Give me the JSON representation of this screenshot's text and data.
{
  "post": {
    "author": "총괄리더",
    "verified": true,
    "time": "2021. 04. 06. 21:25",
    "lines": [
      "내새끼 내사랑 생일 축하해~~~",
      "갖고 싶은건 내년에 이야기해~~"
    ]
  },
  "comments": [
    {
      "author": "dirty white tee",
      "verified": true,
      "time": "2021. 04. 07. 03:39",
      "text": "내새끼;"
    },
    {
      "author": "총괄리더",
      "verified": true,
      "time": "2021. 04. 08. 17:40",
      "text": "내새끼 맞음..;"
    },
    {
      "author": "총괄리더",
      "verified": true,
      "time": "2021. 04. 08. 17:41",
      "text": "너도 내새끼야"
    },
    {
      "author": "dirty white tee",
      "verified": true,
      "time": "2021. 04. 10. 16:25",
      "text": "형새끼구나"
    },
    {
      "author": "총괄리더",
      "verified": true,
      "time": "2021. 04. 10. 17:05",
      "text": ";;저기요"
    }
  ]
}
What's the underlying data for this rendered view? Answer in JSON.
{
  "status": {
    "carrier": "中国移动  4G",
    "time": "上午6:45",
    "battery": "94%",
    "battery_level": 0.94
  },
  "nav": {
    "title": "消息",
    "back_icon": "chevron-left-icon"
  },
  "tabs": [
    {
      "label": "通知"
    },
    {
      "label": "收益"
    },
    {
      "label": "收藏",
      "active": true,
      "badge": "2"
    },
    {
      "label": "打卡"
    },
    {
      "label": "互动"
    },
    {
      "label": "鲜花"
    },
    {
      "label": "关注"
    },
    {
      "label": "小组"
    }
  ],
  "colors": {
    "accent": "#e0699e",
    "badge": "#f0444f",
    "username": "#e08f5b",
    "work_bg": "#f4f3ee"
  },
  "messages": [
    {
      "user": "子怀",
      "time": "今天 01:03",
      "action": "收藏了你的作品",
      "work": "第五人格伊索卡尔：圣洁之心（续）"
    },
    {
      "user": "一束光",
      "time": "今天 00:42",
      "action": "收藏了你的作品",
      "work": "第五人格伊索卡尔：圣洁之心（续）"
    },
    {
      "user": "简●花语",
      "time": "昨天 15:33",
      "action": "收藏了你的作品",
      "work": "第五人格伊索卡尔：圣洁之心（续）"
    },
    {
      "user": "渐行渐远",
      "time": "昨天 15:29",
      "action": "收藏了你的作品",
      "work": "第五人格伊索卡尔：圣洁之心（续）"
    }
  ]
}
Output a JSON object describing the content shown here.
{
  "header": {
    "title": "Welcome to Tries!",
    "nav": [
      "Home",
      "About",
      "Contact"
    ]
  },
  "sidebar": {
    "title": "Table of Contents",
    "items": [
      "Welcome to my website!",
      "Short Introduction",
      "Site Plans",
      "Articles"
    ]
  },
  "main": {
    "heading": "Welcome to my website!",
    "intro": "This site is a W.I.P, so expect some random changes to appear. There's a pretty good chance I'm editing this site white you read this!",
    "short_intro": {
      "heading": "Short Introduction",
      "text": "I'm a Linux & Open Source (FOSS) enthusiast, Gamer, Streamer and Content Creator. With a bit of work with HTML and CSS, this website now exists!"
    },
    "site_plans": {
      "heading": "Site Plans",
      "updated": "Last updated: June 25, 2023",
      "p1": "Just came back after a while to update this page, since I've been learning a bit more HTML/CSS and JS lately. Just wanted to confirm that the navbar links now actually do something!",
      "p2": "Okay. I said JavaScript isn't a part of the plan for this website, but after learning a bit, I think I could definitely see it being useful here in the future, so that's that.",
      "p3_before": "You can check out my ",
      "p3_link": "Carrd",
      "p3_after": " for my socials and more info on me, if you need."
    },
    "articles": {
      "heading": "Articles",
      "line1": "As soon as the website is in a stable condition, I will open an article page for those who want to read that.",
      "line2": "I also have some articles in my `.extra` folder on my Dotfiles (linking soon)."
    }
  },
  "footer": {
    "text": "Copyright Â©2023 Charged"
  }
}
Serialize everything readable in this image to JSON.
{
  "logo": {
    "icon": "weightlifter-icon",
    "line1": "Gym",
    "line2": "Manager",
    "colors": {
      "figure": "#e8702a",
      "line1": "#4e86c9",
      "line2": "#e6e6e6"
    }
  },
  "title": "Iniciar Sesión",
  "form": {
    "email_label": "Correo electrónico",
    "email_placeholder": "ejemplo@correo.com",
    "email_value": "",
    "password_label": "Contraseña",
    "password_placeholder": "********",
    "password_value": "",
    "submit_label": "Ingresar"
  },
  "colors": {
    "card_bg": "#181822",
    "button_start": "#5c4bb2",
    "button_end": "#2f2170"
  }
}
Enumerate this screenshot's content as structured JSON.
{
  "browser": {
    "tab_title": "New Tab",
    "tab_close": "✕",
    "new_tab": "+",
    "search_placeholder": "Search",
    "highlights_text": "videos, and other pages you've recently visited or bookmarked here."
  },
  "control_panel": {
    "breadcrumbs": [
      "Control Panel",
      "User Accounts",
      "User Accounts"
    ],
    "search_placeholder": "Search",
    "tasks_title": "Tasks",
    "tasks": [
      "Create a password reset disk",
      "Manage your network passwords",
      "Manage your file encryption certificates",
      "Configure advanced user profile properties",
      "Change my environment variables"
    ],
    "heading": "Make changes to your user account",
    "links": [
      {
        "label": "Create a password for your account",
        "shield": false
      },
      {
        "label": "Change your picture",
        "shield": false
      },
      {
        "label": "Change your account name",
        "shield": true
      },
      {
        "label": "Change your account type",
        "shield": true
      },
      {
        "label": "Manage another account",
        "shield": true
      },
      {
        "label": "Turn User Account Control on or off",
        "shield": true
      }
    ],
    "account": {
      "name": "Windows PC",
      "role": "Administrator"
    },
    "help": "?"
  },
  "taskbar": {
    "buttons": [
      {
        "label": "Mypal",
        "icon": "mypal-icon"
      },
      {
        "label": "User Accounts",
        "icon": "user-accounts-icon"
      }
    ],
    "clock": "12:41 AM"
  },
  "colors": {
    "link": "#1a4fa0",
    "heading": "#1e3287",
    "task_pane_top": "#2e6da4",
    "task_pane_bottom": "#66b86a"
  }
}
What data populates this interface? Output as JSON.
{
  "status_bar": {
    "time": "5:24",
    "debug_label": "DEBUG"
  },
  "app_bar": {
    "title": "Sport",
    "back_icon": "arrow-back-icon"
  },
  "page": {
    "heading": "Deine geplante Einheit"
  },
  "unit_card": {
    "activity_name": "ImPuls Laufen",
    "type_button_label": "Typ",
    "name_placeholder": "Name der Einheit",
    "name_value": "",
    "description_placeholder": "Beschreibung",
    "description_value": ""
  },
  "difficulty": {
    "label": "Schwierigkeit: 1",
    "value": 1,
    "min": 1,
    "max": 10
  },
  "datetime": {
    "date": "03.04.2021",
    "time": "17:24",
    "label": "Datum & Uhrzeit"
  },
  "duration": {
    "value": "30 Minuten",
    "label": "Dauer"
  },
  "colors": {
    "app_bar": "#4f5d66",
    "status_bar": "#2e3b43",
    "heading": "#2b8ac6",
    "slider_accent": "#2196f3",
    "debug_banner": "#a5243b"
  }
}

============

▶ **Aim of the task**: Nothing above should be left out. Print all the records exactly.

▶ **The answer**:
Give me the JSON representation of this screenshot's text and data.
{
  "post": {
    "author": "총괄리더",
    "verified": true,
    "time": "2021. 04. 06. 21:25",
    "lines": [
      "내새끼 내사랑 생일 축하해~~~",
      "갖고 싶은건 내년에 이야기해~~"
    ]
  },
  "comments": [
    {
      "author": "dirty white tee",
      "verified": true,
      "time": "2021. 04. 07. 03:39",
      "text": "내새끼;"
    },
    {
      "author": "총괄리더",
      "verified": true,
      "time": "2021. 04. 08. 17:40",
      "text": "내새끼 맞음..;"
    },
    {
      "author": "총괄리더",
      "verified": true,
      "time": "2021. 04. 08. 17:41",
      "text": "너도 내새끼야"
    },
    {
      "author": "dirty white tee",
      "verified": true,
      "time": "2021. 04. 10. 16:25",
      "text": "형새끼구나"
    },
    {
      "author": "총괄리더",
      "verified": true,
      "time": "2021. 04. 10. 17:05",
      "text": ";;저기요"
    }
  ]
}
What's the underlying data for this rendered view? Answer in JSON.
{
  "status": {
    "carrier": "中国移动  4G",
    "time": "上午6:45",
    "battery": "94%",
    "battery_level": 0.94
  },
  "nav": {
    "title": "消息",
    "back_icon": "chevron-left-icon"
  },
  "tabs": [
    {
      "label": "通知"
    },
    {
      "label": "收益"
    },
    {
      "label": "收藏",
      "active": true,
      "badge": "2"
    },
    {
      "label": "打卡"
    },
    {
      "label": "互动"
    },
    {
      "label": "鲜花"
    },
    {
      "label": "关注"
    },
    {
      "label": "小组"
    }
  ],
  "colors": {
    "accent": "#e0699e",
    "badge": "#f0444f",
    "username": "#e08f5b",
    "work_bg": "#f4f3ee"
  },
  "messages": [
    {
      "user": "子怀",
      "time": "今天 01:03",
      "action": "收藏了你的作品",
      "work": "第五人格伊索卡尔：圣洁之心（续）"
    },
    {
      "user": "一束光",
      "time": "今天 00:42",
      "action": "收藏了你的作品",
      "work": "第五人格伊索卡尔：圣洁之心（续）"
    },
    {
      "user": "简●花语",
      "time": "昨天 15:33",
      "action": "收藏了你的作品",
      "work": "第五人格伊索卡尔：圣洁之心（续）"
    },
    {
      "user": "渐行渐远",
      "time": "昨天 15:29",
      "action": "收藏了你的作品",
      "work": "第五人格伊索卡尔：圣洁之心（续）"
    }
  ]
}
Output a JSON object describing the content shown here.
{
  "header": {
    "title": "Welcome to Tries!",
    "nav": [
      "Home",
      "About",
      "Contact"
    ]
  },
  "sidebar": {
    "title": "Table of Contents",
    "items": [
      "Welcome to my website!",
      "Short Introduction",
      "Site Plans",
      "Articles"
    ]
  },
  "main": {
    "heading": "Welcome to my website!",
    "intro": "This site is a W.I.P, so expect some random changes to appear. There's a pretty good chance I'm editing this site white you read this!",
    "short_intro": {
      "heading": "Short Introduction",
      "text": "I'm a Linux & Open Source (FOSS) enthusiast, Gamer, Streamer and Content Creator. With a bit of work with HTML and CSS, this website now exists!"
    },
    "site_plans": {
      "heading": "Site Plans",
      "updated": "Last updated: June 25, 2023",
      "p1": "Just came back after a while to update this page, since I've been learning a bit more HTML/CSS and JS lately. Just wanted to confirm that the navbar links now actually do something!",
      "p2": "Okay. I said JavaScript isn't a part of the plan for this website, but after learning a bit, I think I could definitely see it being useful here in the future, so that's that.",
      "p3_before": "You can check out my ",
      "p3_link": "Carrd",
      "p3_after": " for my socials and more info on me, if you need."
    },
    "articles": {
      "heading": "Articles",
      "line1": "As soon as the website is in a stable condition, I will open an article page for those who want to read that.",
      "line2": "I also have some articles in my `.extra` folder on my Dotfiles (linking soon)."
    }
  },
  "footer": {
    "text": "Copyright Â©2023 Charged"
  }
}
Serialize everything readable in this image to JSON.
{
  "logo": {
    "icon": "weightlifter-icon",
    "line1": "Gym",
    "line2": "Manager",
    "colors": {
      "figure": "#e8702a",
      "line1": "#4e86c9",
      "line2": "#e6e6e6"
    }
  },
  "title": "Iniciar Sesión",
  "form": {
    "email_label": "Correo electrónico",
    "email_placeholder": "ejemplo@correo.com",
    "email_value": "",
    "password_label": "Contraseña",
    "password_placeholder": "********",
    "password_value": "",
    "submit_label": "Ingresar"
  },
  "colors": {
    "card_bg": "#181822",
    "button_start": "#5c4bb2",
    "button_end": "#2f2170"
  }
}
Enumerate this screenshot's content as structured JSON.
{
  "browser": {
    "tab_title": "New Tab",
    "tab_close": "✕",
    "new_tab": "+",
    "search_placeholder": "Search",
    "highlights_text": "videos, and other pages you've recently visited or bookmarked here."
  },
  "control_panel": {
    "breadcrumbs": [
      "Control Panel",
      "User Accounts",
      "User Accounts"
    ],
    "search_placeholder": "Search",
    "tasks_title": "Tasks",
    "tasks": [
      "Create a password reset disk",
      "Manage your network passwords",
      "Manage your file encryption certificates",
      "Configure advanced user profile properties",
      "Change my environment variables"
    ],
    "heading": "Make changes to your user account",
    "links": [
      {
        "label": "Create a password for your account",
        "shield": false
      },
      {
        "label": "Change your picture",
        "shield": false
      },
      {
        "label": "Change your account name",
        "shield": true
      },
      {
        "label": "Change your account type",
        "shield": true
      },
      {
        "label": "Manage another account",
        "shield": true
      },
      {
        "label": "Turn User Account Control on or off",
        "shield": true
      }
    ],
    "account": {
      "name": "Windows PC",
      "role": "Administrator"
    },
    "help": "?"
  },
  "taskbar": {
    "buttons": [
      {
        "label": "Mypal",
        "icon": "mypal-icon"
      },
      {
        "label": "User Accounts",
        "icon": "user-accounts-icon"
      }
    ],
    "clock": "12:41 AM"
  },
  "colors": {
    "link": "#1a4fa0",
    "heading": "#1e3287",
    "task_pane_top": "#2e6da4",
    "task_pane_bottom": "#66b86a"
  }
}
What data populates this interface? Output as JSON.
{
  "status_bar": {
    "time": "5:24",
    "debug_label": "DEBUG"
  },
  "app_bar": {
    "title": "Sport",
    "back_icon": "arrow-back-icon"
  },
  "page": {
    "heading": "Deine geplante Einheit"
  },
  "unit_card": {
    "activity_name": "ImPuls Laufen",
    "type_button_label": "Typ",
    "name_placeholder": "Name der Einheit",
    "name_value": "",
    "description_placeholder": "Beschreibung",
    "description_value": ""
  },
  "difficulty": {
    "label": "Schwierigkeit: 1",
    "value": 1,
    "min": 1,
    "max": 10
  },
  "datetime": {
    "date": "03.04.2021",
    "time": "17:24",
    "label": "Datum & Uhrzeit"
  },
  "duration": {
    "value": "30 Minuten",
    "label": "Dauer"
  },
  "colors": {
    "app_bar": "#4f5d66",
    "status_bar": "#2e3b43",
    "heading": "#2b8ac6",
    "slider_accent": "#2196f3",
    "debug_banner": "#a5243b"
  }
}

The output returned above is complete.